Did you know that energy drinks have been enjoyed by millions of people around the world for more than 25 years? Yet misinformation about mainstream energy drinks persists. To help clear up the confusion, here are five quick facts about these products.
Most energy drinks contain significantly less caffeine than a similarly-sized coffeehouse coffee.
Many contain about half – a 16 fluid ounce energy drink typically contains between 160 and 240 milligrams of caffeine, while the same size coffeehouse coffee contains around 300 to 330 milligrams. Energy drinks are regulated by the U.S. Food and Drug Administration (FDA) and the U.S. Federal Trade Commission (FTC).
Energy drinks, their ingredients and labeling are regulated by the FDA and, as with most consumer products, their advertising is subject to oversight by the FTC. The safety of energy drinks has been established by scientific research as well as regulatory agencies around the globe.

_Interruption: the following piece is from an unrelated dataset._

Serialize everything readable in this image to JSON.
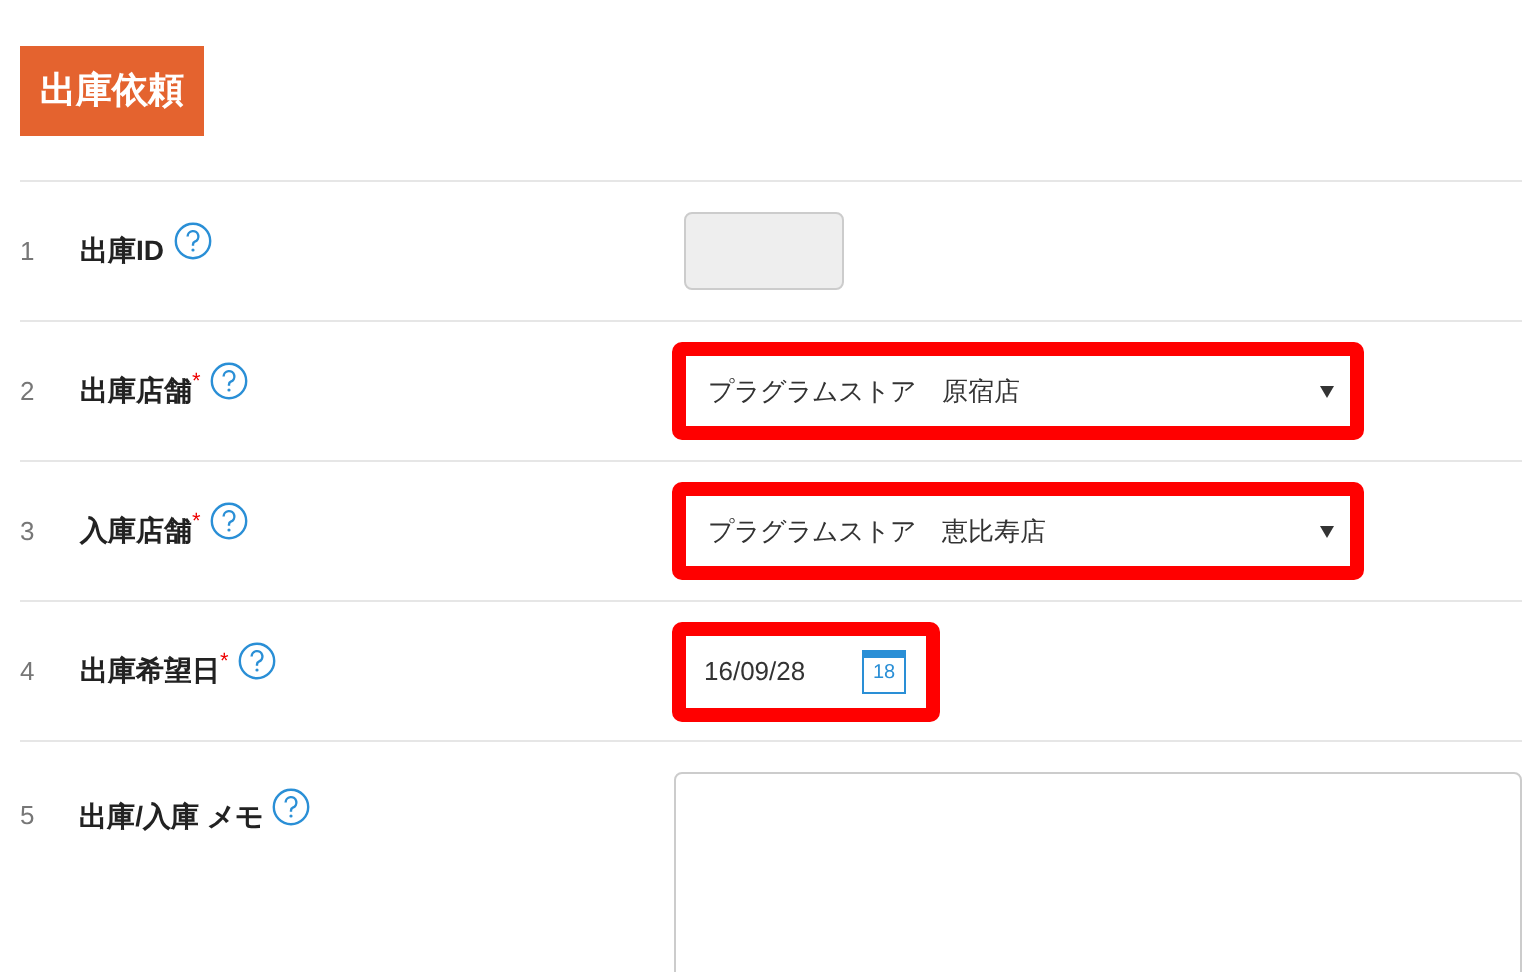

Just recently, the European Food Safety Authority confirmed the safety of energy drinks and their ingredients after an extensive review. Energy drinks contribute only about 2 percent of caffeine intake - from all sources - in the American diet.
A report on caffeine consumption among the U.S. population commissioned by FDA in 2009, and then updated in 2010 and again in 2012, indicated that teens and young adults ages 14 to 21 years consume, on average, approximately one-third the amount of caffeine as people over 21 – about 100 milligrams per day – and that most of their caffeine consumption is from beverages other than energy drinks (Somogyi 2012). The 2012 report also showed that the average amount of caffeine consumed has remained constant. Most mainstream energy drinks voluntarily list the total amount of caffeine from all sources right on the label.

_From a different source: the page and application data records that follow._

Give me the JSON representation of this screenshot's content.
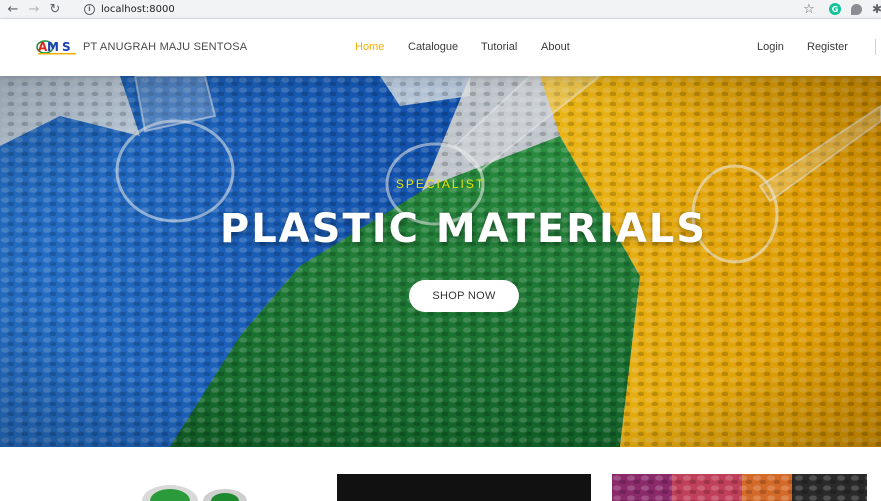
{
  "browser": {
    "url": "localhost:8000",
    "back_icon": "arrow-left-icon",
    "forward_icon": "arrow-right-icon",
    "reload_icon": "reload-icon",
    "info_icon": "info-icon",
    "bookmark_icon": "star-icon",
    "extensions": [
      "grammarly-icon",
      "extension-icon",
      "puzzle-icon"
    ]
  },
  "header": {
    "logo_text": "AMS",
    "brand": "PT ANUGRAH MAJU SENTOSA",
    "nav": [
      {
        "label": "Home",
        "active": true
      },
      {
        "label": "Catalogue",
        "active": false
      },
      {
        "label": "Tutorial",
        "active": false
      },
      {
        "label": "About",
        "active": false
      }
    ],
    "auth": [
      {
        "label": "Login"
      },
      {
        "label": "Register"
      }
    ],
    "active_color": "#f0b000"
  },
  "hero": {
    "eyebrow": "SPECIALIST",
    "title": "PLASTIC MATERIALS",
    "cta": "SHOP NOW",
    "colors": {
      "blue": "#1f6fd6",
      "green": "#1f8a3a",
      "yellow": "#f5b800",
      "eyebrow": "#e5e500"
    }
  }
}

This information is also readily available on company or product websites, as well as through their toll-free numbers.
To get more facts on energy drinks, visit http://www.letsclearitup.org/.